## Exercise objective
Report, as a bare number, how many lines of the entries below contain "icon".

## The records
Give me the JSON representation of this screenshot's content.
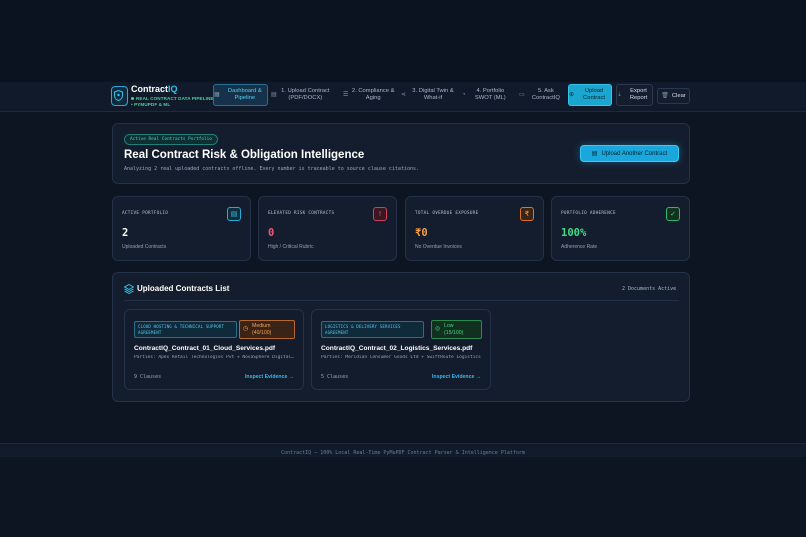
{
  "brand": {
    "name_prefix": "Contract",
    "name_accent": "IQ",
    "tagline": "REAL CONTRACT DATA PIPELINE • PYMUPDF & ML"
  },
  "nav": {
    "items": [
      {
        "label": "Dashboard & Pipeline",
        "icon": "grid-icon",
        "active": true
      },
      {
        "label": "1. Upload Contract (PDF/DOCX)",
        "icon": "file-icon"
      },
      {
        "label": "2. Compliance & Aging",
        "icon": "list-icon"
      },
      {
        "label": "3. Digital Twin & What-if",
        "icon": "share-icon"
      },
      {
        "label": "4. Portfolio SWOT (ML)",
        "icon": "pie-icon"
      },
      {
        "label": "5. Ask ContractIQ",
        "icon": "chat-icon"
      }
    ],
    "upload_button": "Upload Contract",
    "export_button": "Export Report",
    "clear_button": "Clear"
  },
  "hero": {
    "pill": "Active Real Contracts Portfolio",
    "title": "Real Contract Risk & Obligation Intelligence",
    "subtitle": "Analyzing 2 real uploaded contracts offline. Every number is traceable to source clause citations.",
    "upload_button": "Upload Another Contract"
  },
  "stats": [
    {
      "label": "ACTIVE PORTFOLIO",
      "value": "2",
      "foot": "Uploaded Contracts",
      "icon": "document-icon",
      "color": "#ffffff",
      "accent": "#2aa9d8"
    },
    {
      "label": "ELEVATED RISK CONTRACTS",
      "value": "0",
      "foot": "High / Critical Rubric",
      "icon": "alert-icon",
      "color": "#f0567a",
      "accent": "#e0445e"
    },
    {
      "label": "TOTAL OVERDUE EXPOSURE",
      "value": "₹0",
      "foot": "No Overdue Invoices",
      "icon": "rupee-icon",
      "color": "#f59e42",
      "accent": "#e07a2a"
    },
    {
      "label": "PORTFOLIO ADHERENCE",
      "value": "100%",
      "foot": "Adherence Rate",
      "icon": "check-circle-icon",
      "color": "#3ddc84",
      "accent": "#2fb866"
    }
  ],
  "contracts_list": {
    "title": "Uploaded Contracts List",
    "count_label": "2 Documents Active",
    "items": [
      {
        "category": "CLOUD HOSTING & TECHNICAL SUPPORT AGREEMENT",
        "risk_level": "Medium",
        "risk_score": "(40/100)",
        "name": "ContractIQ_Contract_01_Cloud_Services.pdf",
        "parties": "Parties: Apex Retail Technologies Pvt + NovaSphere Digital Solutions",
        "clauses": "9 Clauses",
        "link": "Inspect Evidence →"
      },
      {
        "category": "LOGISTICS & DELIVERY SERVICES AGREEMENT",
        "risk_level": "Low",
        "risk_score": "(15/100)",
        "name": "ContractIQ_Contract_02_Logistics_Services.pdf",
        "parties": "Parties: Meridian Consumer Goods Ltd + SwiftRoute Logistics",
        "clauses": "5 Clauses",
        "link": "Inspect Evidence →"
      }
    ]
  },
  "footer": {
    "text": "ContractIQ — 100% Local Real-Time PyMuPDF Contract Parser & Intelligence Platform"
  }
}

## Result for this exercise
10